Buford City Commission
What: Proposed landfill on McEver Road, across from Blackberry Lane
When: 7 p.m. Monday
Where: Buford City Hall, 2300 Buford Highway
Glenn Hamilton of North Hall would like residents “to look at the big picture” when considering his proposed inert landfill in Buford.
“If they did, it would be more pleasant to them,” he said, adding he would someday like to see the landfill turned into a public park.
So far, the response hasn’t been favorable. Crowds have turned out in big numbers at two Buford Planning and Zoning Board meetings to protest Hamilton’s plans to turn the wooded property off McEver Road in South Hall into a dump for discarded tree stumps.
With the board’s denial recommendation of a special-use permit April 18, Hamilton is hoping for better results when the matter goes before the Buford City Commission for final approval Monday night.
For Hamilton, the public’s harsh response has been hard to digest.
Opponents “don’t want to listen, they can’t see it and don’t want to hear it,” he said of his plans during an interview last week.
The businessman began in 1989 as an asphalt paving contractor. As that work slowed, he started working as a residential grader, clearing lots to get them ready for home construction.
That work means taking down trees and the challenging chore of removing and disposing stumps.
And the way Hamilton sees it, “there’s no place to take stumps close by. You have to haul them to Gainesville or toward Doraville.”
“For anybody who starts building (homes) in the Buford area, homeowners are going to (have to bear) additional costs” because of the longer haul, he said.
Also, residents concerned the landfill would be an eyesore “would have a hard time seeing this thing,” Hamilton said. “I (would) have 40-foot-tall trees 100 feet deep (into the property).”
Robert Perkins of the Buford planning board wasn’t convinced. He said that Peachtree Industrial Boulevard/McEver Road, a main artery skirting the city, “is not designed for stump dumps ... or landfills that you can ride by and see.”
“You can put them 20 miles off the road — that’s OK,” he said.
A March 2 report to the city from Suwanee firm McFarland-Dyer & Associates, which evaluated Hamilton’s proposal, recommends denying the permit.
“The application did not include detailed procedures for the disposal operation ... as to prevent air, land or water pollution, public health hazard or nuisances,” the report states.
The firm also cited “adverse impacts to nearby properties.”
“Traffic, odor, dust, erosion, methane mitigation, noise and rodents are concerns that support denial,” the report states.
And Dale Caldwell, headwaters watershed protection specialist with Chattahoochee Riverkeeper, has said his group’s biggest concern is the landfill would be about 7,500 feet from Buford’s water supply on Lake Lanier.
“No matter how this project is developed, there are potential impacts,” he said.
But Hamilton sees the property’s future differently.
“If this is approved and once this is full — or pretty much level with the road — I was going to donate the property to the city of Buford as a (park),” he said. “That’s $2.5 million worth of free property that can be best used as a dog park, Frisbee park, soccer fields.”
He said he realizes the city’s approval is just one hoop to jump through.
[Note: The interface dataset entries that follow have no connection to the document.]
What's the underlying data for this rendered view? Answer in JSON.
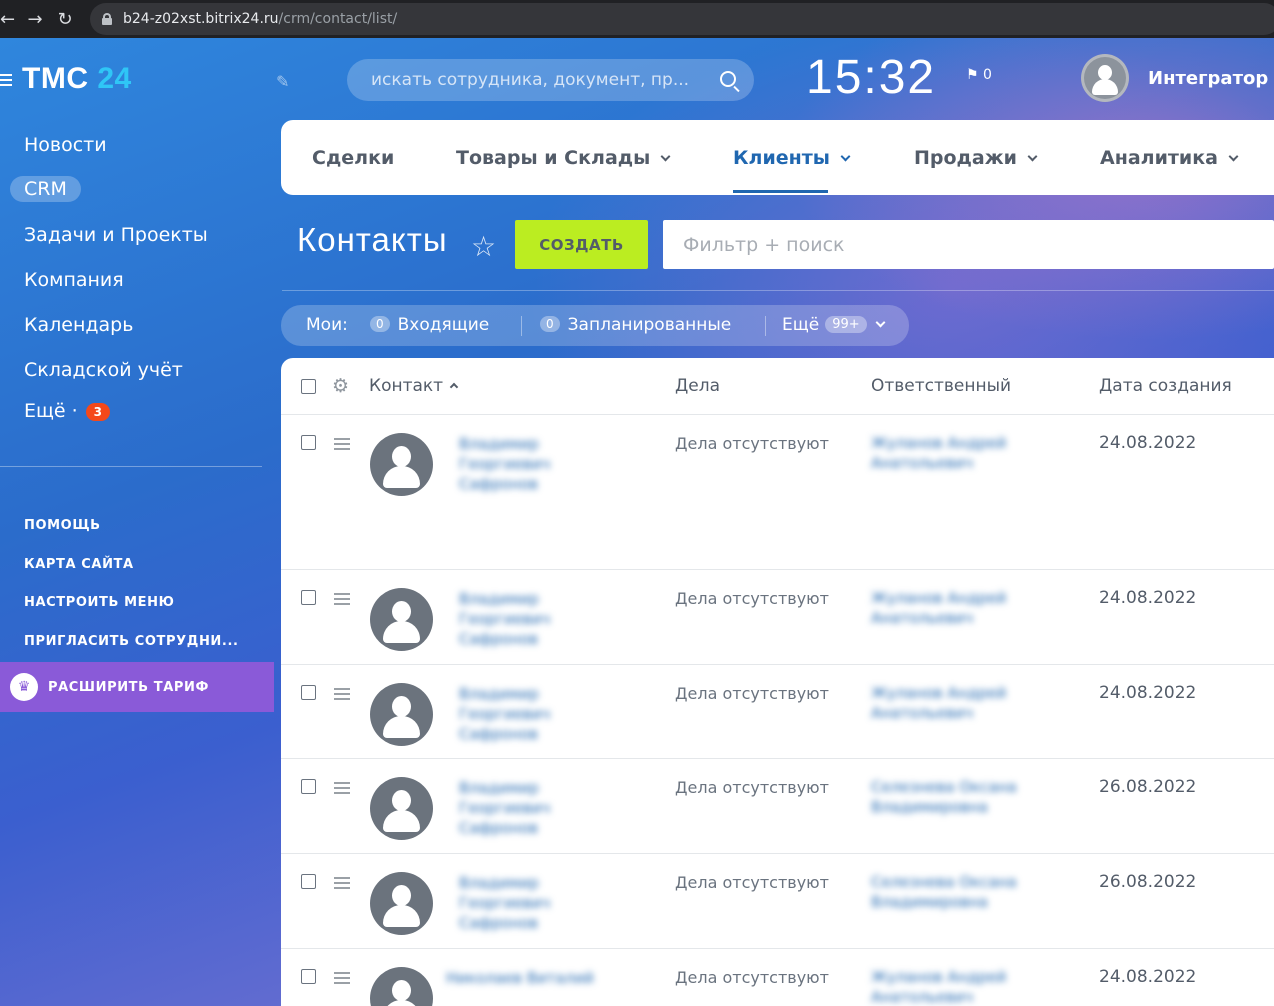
{
  "browser": {
    "url_domain": "b24-z02xst.bitrix24.ru",
    "url_path": "/crm/contact/list/"
  },
  "logo": {
    "part1": "ТМС",
    "part2": "24"
  },
  "sidebar": {
    "items": [
      {
        "label": "Новости"
      },
      {
        "label": "CRM"
      },
      {
        "label": "Задачи и Проекты"
      },
      {
        "label": "Компания"
      },
      {
        "label": "Календарь"
      },
      {
        "label": "Складской учёт"
      },
      {
        "label": "Ещё ·"
      }
    ],
    "more_badge": "3",
    "links": [
      "ПОМОЩЬ",
      "КАРТА САЙТА",
      "НАСТРОИТЬ МЕНЮ",
      "ПРИГЛАСИТЬ СОТРУДНИ..."
    ],
    "upgrade_label": "РАСШИРИТЬ ТАРИФ"
  },
  "header": {
    "search_placeholder": "искать сотрудника, документ, пр...",
    "clock": "15:32",
    "flag_count": "0",
    "user_name": "Интегратор I"
  },
  "tabs": [
    {
      "label": "Сделки"
    },
    {
      "label": "Товары и Склады"
    },
    {
      "label": "Клиенты"
    },
    {
      "label": "Продажи"
    },
    {
      "label": "Аналитика"
    }
  ],
  "page": {
    "title": "Контакты",
    "create_label": "СОЗДАТЬ",
    "filter_placeholder": "Фильтр + поиск"
  },
  "counters": {
    "mine": "Мои:",
    "incoming_count": "0",
    "incoming": "Входящие",
    "planned_count": "0",
    "planned": "Запланированные",
    "more": "Ещё",
    "more_count": "99+"
  },
  "grid": {
    "columns": [
      "Контакт",
      "Дела",
      "Ответственный",
      "Дата создания"
    ],
    "rows": [
      {
        "name1": "Владимир",
        "name2": "Георгиевич",
        "name3": "Сафронов",
        "activity": "Дела отсутствуют",
        "resp1": "Жуланов Андрей",
        "resp2": "Анатольевич",
        "date": "24.08.2022"
      },
      {
        "name1": "Владимир",
        "name2": "Георгиевич",
        "name3": "Сафронов",
        "activity": "Дела отсутствуют",
        "resp1": "Жуланов Андрей",
        "resp2": "Анатольевич",
        "date": "24.08.2022"
      },
      {
        "name1": "Владимир",
        "name2": "Георгиевич",
        "name3": "Сафронов",
        "activity": "Дела отсутствуют",
        "resp1": "Жуланов Андрей",
        "resp2": "Анатольевич",
        "date": "24.08.2022"
      },
      {
        "name1": "Владимир",
        "name2": "Георгиевич",
        "name3": "Сафронов",
        "activity": "Дела отсутствуют",
        "resp1": "Селезнева Оксана",
        "resp2": "Владимировна",
        "date": "26.08.2022"
      },
      {
        "name1": "Владимир",
        "name2": "Георгиевич",
        "name3": "Сафронов",
        "activity": "Дела отсутствуют",
        "resp1": "Селезнева Оксана",
        "resp2": "Владимировна",
        "date": "26.08.2022"
      },
      {
        "name1": "Николаев Виталий",
        "name2": "",
        "name3": "",
        "activity": "Дела отсутствуют",
        "resp1": "Жуланов Андрей",
        "resp2": "Анатольевич",
        "date": "24.08.2022"
      }
    ]
  },
  "colors": {
    "accent_create": "#bbed21",
    "active_tab": "#2067b0",
    "badge_red": "#f54819",
    "upgrade_bg": "#8a5ad8"
  }
}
He also would have to abide by state environmental regulations.
Chad Hall, manager of the Georgia Environmental Protection Division’s Industrial and Municipal Solid Waste Unit, agreed.
“We don’t have an application for this site yet, so I can’t make specific statements, but there would be no free rein (on how the property could be used),” he said.
He said the state has standards for inert waste landfills and that such operations “must be designed by a professional engineer registered to practice in Georgia.”
If the landfill is not approved, Hamilton said he would consider his options.
Eleven of the property’s 26 acres are zoned as manufacturing, “which means I could put an asphalt plant there,” he said. “It’s the harshest zoning there is to get.”
For Hamilton, the bottom line is “something is going to happen (on the property). It’s not just going to sit there anymore.”